A little over a month ago—October 10, to be specific—I sat down to watch my first game of South Korean Overwatch. It was a game between REUNITED, who at the time were considered one of the best teams in the west, and Korean team RunAway. REUNITED had recently made a roster switch in which Finley ‘Kyb’ Adisi was replaced by Stefan ‘ONIGOD’ Fiskerstrand. Even so, I really thought it would be a walk in the park for the European team. Based on the way they had torn the European scene apart over the summer, it never crossed my mind that a relatively unknown Korean team could even put up a fight against them.
Then I was introduced to Hyo Jong ‘Haksal’ Kim: a high schooler whose nickname fittingly enough translates to ‘massacre’. He delivered: it was, indeed, a total massacre.
After watching way over a hundred maps of competitive Overwatch I can still say that I have yet to see another player dominate a team of REUNITED’s caliber the way Haksal did. He played Genji and after three maps the best of five was over. RunAway had won and Haksal had made a name for himself. Here are some of his highlights from that match:
I’ve seen other Genji players wreak havoc with the Dragon Blade but what really stands out to me is Haksal’s ability to consistently land his shurikens due to smart positioning. It seems like he always has his ultimate ready should it prove necessary.
I’m not saying that he’s better than George ‘ShaDowBurn’ Gushcha because I haven’t had the chance to watch him enough. It’s also entirely possible that game was an outlier and that he won’t be able to do it again. I would, however, argue that Haksal’s game against REUNITED is the best Genji performance in Overwatch history so far.
It doesn’t stop there. South Korea has a great number of individually skilled players. Name a western player and there is a Korean to match his skill level. Ryu ‘ryujehong’ Je Hong is arguably the best Ana player in the world. If you want to improve your Ana or just enjoy watching high level of play I’d recommend that you watch his stream.
Then we have Gong ‘Miro’ Jin Hyuk who is hands down the best Winston player in the world. His ability to stay alive and harass the enemy back line at the same time is incredible. Winston might not be the most demanding hero in the game when it comes to raw skill, but if you’re smart enough you can get a lot done. He was the MVP of the Overwatch World Cup when South Korea won the entire tournament without losing a single map.
My guess is that we’ll see more teams run Winston after Miro’s performance, and I’m sure players will be able to utilize Winston the same way Miro did. But he’s a pioneer for sure.

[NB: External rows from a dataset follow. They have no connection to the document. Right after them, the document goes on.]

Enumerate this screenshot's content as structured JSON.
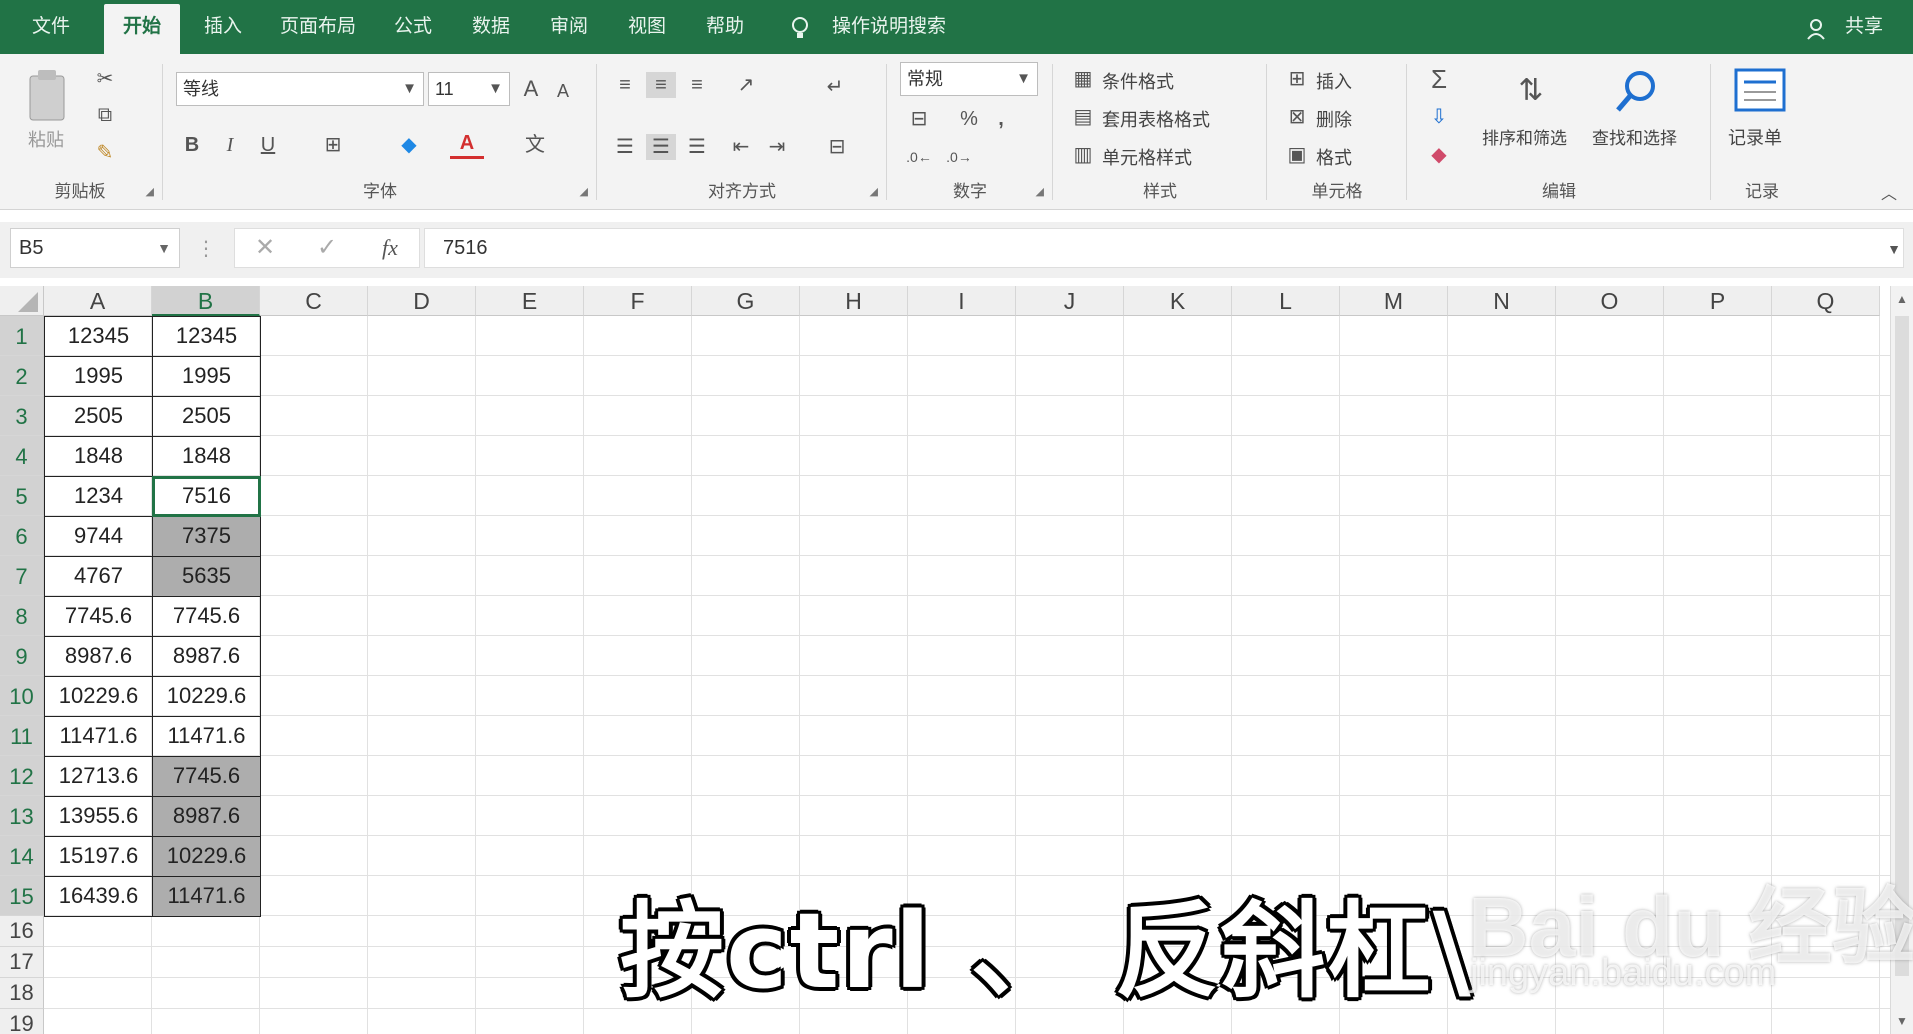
{
  "menu": {
    "tabs": [
      "文件",
      "开始",
      "插入",
      "页面布局",
      "公式",
      "数据",
      "审阅",
      "视图",
      "帮助"
    ],
    "active_tab": "开始",
    "tell_me": "操作说明搜索",
    "share": "共享"
  },
  "ribbon": {
    "clipboard": {
      "label": "剪贴板",
      "paste": "粘贴"
    },
    "font": {
      "label": "字体",
      "font_name": "等线",
      "font_size": "11",
      "bold": "B",
      "italic": "I",
      "underline": "U"
    },
    "alignment": {
      "label": "对齐方式"
    },
    "number": {
      "label": "数字",
      "format": "常规",
      "percent": "%",
      "comma": ","
    },
    "styles": {
      "label": "样式",
      "conditional": "条件格式",
      "table": "套用表格格式",
      "cell_styles": "单元格样式"
    },
    "cells": {
      "label": "单元格",
      "insert": "插入",
      "delete": "删除",
      "format": "格式"
    },
    "editing": {
      "label": "编辑",
      "sort_filter": "排序和筛选",
      "find_select": "查找和选择"
    },
    "record": {
      "label": "记录",
      "form": "记录单"
    }
  },
  "formula_bar": {
    "name_box": "B5",
    "formula": "7516",
    "fx": "fx"
  },
  "columns": [
    "A",
    "B",
    "C",
    "D",
    "E",
    "F",
    "G",
    "H",
    "I",
    "J",
    "K",
    "L",
    "M",
    "N",
    "O",
    "P",
    "Q"
  ],
  "rows": [
    "1",
    "2",
    "3",
    "4",
    "5",
    "6",
    "7",
    "8",
    "9",
    "10",
    "11",
    "12",
    "13",
    "14",
    "15",
    "16",
    "17",
    "18",
    "19"
  ],
  "cells": {
    "A": [
      "12345",
      "1995",
      "2505",
      "1848",
      "1234",
      "9744",
      "4767",
      "7745.6",
      "8987.6",
      "10229.6",
      "11471.6",
      "12713.6",
      "13955.6",
      "15197.6",
      "16439.6"
    ],
    "B": [
      "12345",
      "1995",
      "2505",
      "1848",
      "7516",
      "7375",
      "5635",
      "7745.6",
      "8987.6",
      "10229.6",
      "11471.6",
      "7745.6",
      "8987.6",
      "10229.6",
      "11471.6"
    ]
  },
  "highlighted_B_rows": [
    6,
    7,
    12,
    13,
    14,
    15
  ],
  "active_cell": "B5",
  "caption": "按ctrl 、 反斜杠\\",
  "watermark": {
    "brand": "Bai du 经验",
    "url": "jingyan.baidu.com"
  }
}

Click here for the best plays from the Overwatch World Cup.
Lunatic-Hai is Korea’s most successful team so far. They beat Rogue twice in the Overwatch APAC tournament in China before falling short in the grand final against the same team. That in itself is impressive considering that Rogue is the best team in the world at the moment (at least if you look at their placings in LAN tournaments.) They won APAC and finished top four at the Overwatch Open after losing to eventual tournament winners Misfits.
Lunatic-Hai are also off to a good start in the Overwatch Apex where they’ve secured the number one seed in their group after winning their two first matches. Including one against EnVyUs that leading up to the Overwatch Open was considered the best team in the world by many. It’s too early to call, but if they manage to come out on top and win the Overwatch Apex they might challenge Rogue for the number one spot.

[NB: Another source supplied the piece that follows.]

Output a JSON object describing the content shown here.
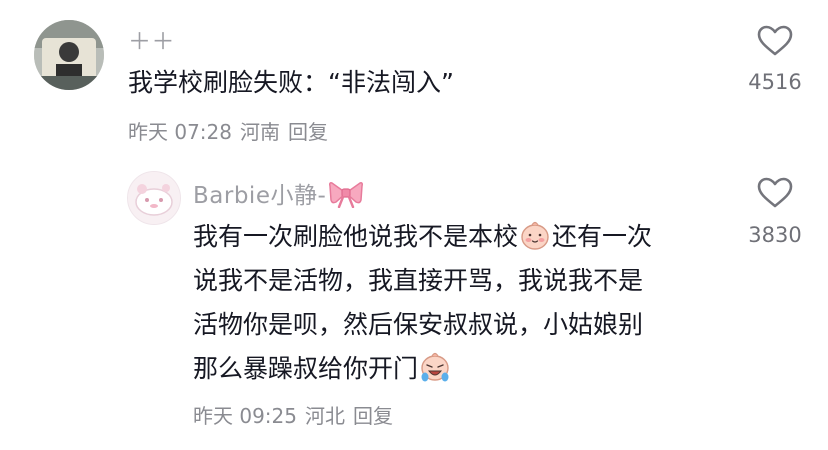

50 million against the world
It will be interesting to see how RunAway with Haksal does at the Overwatch Apex. If they are as good as they looked against REUNITED one could argue that South Korean Overwatch is already ahead of the west. Even if that’s not the case they’re still not far behind.
What you need to consider is that South Korea has a population of just over 50 million people and Lunatic-Hai has already beaten two of the best western teams with players from all across Europe (and EnVyUs’ Ronnie ‘talespin’ DuPree from the USA). That’s pretty impressive when you consider that Europe is miles ahead of North America—even if EnVyUs resides in NA, I still consider them European. With that in mind it’s safe to assume South Korea is also a stronger region than North America.
South Korea is by no means a small country but if you compare them to the rest of the world it’s quite impressive that they’ve managed to get to the level they’re at right now. Obviously they’re doing something that the rest of the world doesn’t do. The fact that the west have so many teams in Korea over a long period of time during the Apex means that both regions get a chance to learn from each other. I for one hope that’s gonna be a common occurrence even after the Overwatch League starts early next year. If so, I think Overwatch stands a chance of being one of the healthiest esports scenes when it comes to the level of competition.